I witnessed an amazing sight a couple of days ago: a candidate for office jumping out of his seat and talking excitedly—to the point of shouting—about our aging wastewater system.

“Someone needs to talk about infrastructure!” proclaimed Wallace Davis III, who supervises sewer maintenance for the city’s water department. He pushed himself away from the table, where we were eating a late breakfast of catfish, cabbage, and mac ‘n’ cheese in the back of Wallace’s Catfish Corner, a west-side institution owned by his father, former alderman Wallace Davis Jr. “Someone needs to talk about catch basins! Someone needs to protect our basements from flooding!”

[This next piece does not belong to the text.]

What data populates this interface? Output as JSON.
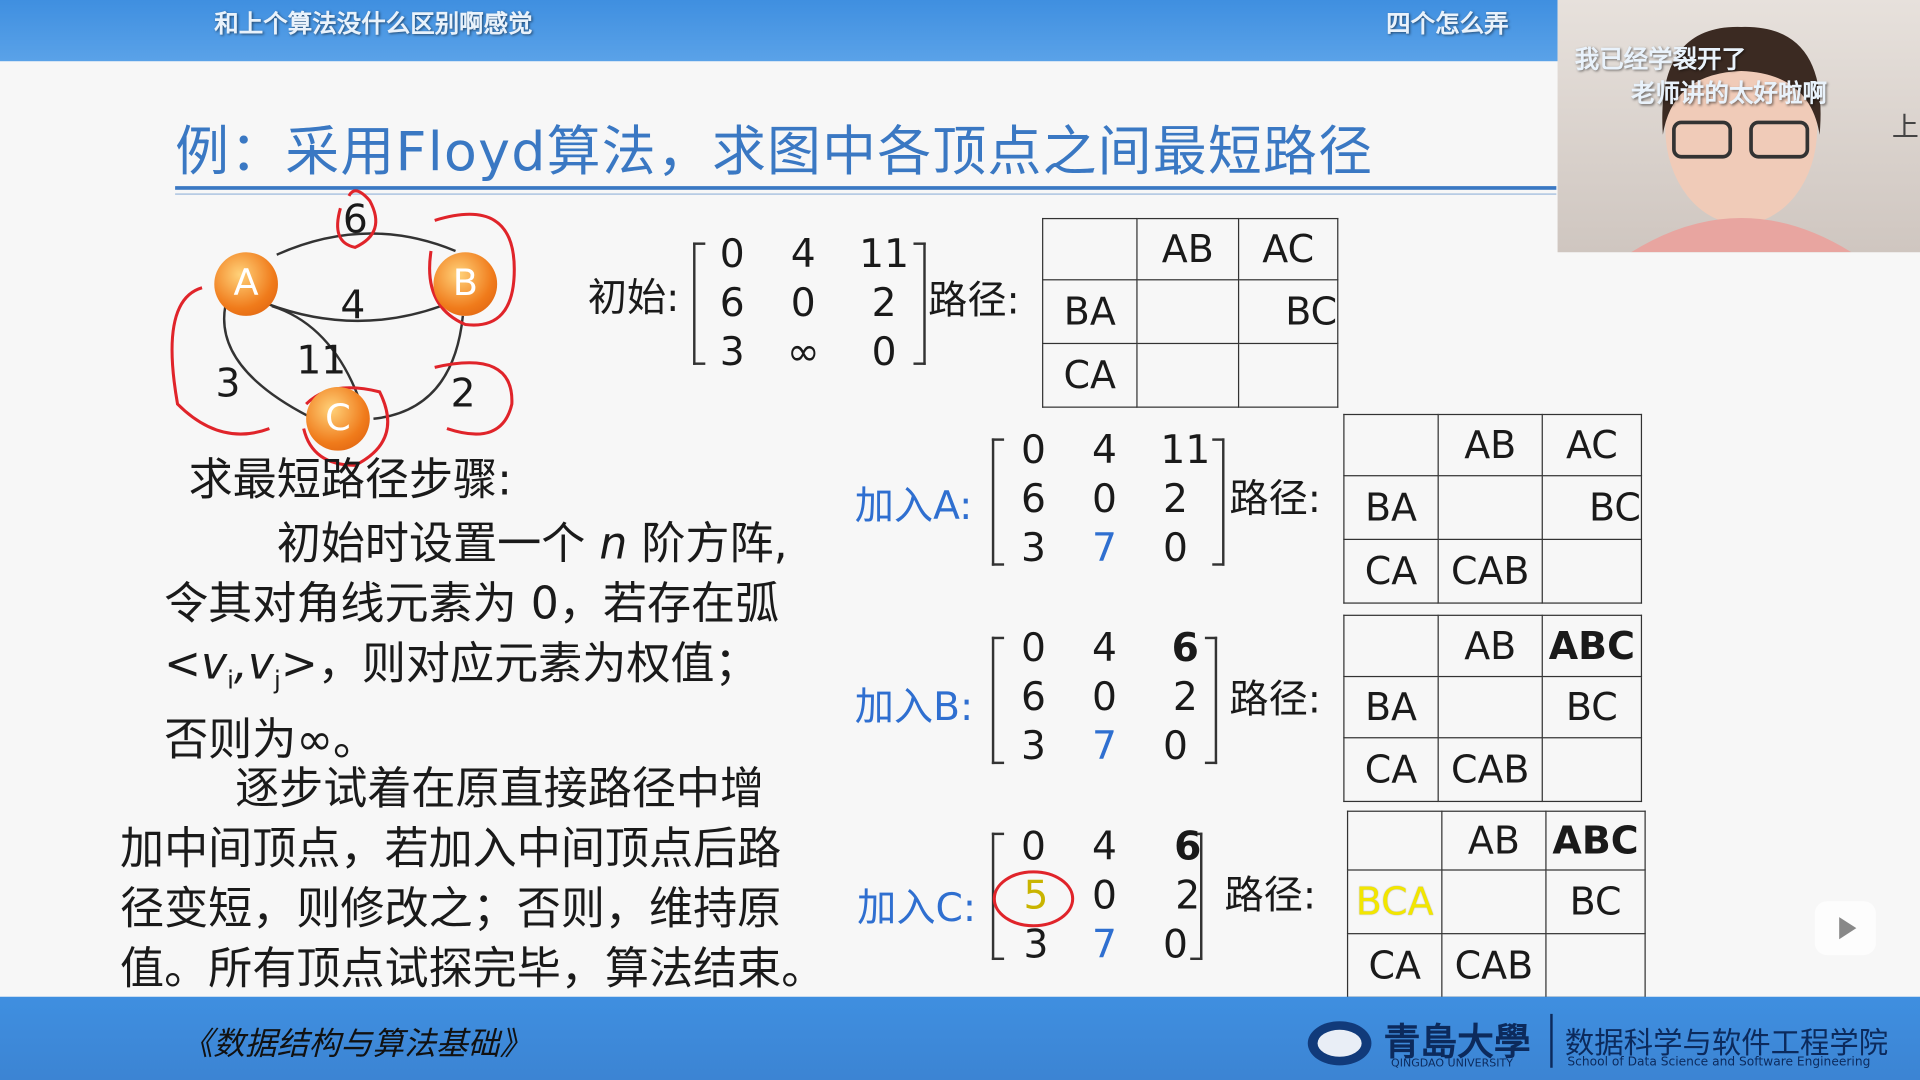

It’s not the kind of speech that catapults people to the upper reaches of politics, but it made sense for Davis, one of nine Democrats, three Greens, and two Republicans running for the board of the Metropolitan Water Reclamation District of Chicago.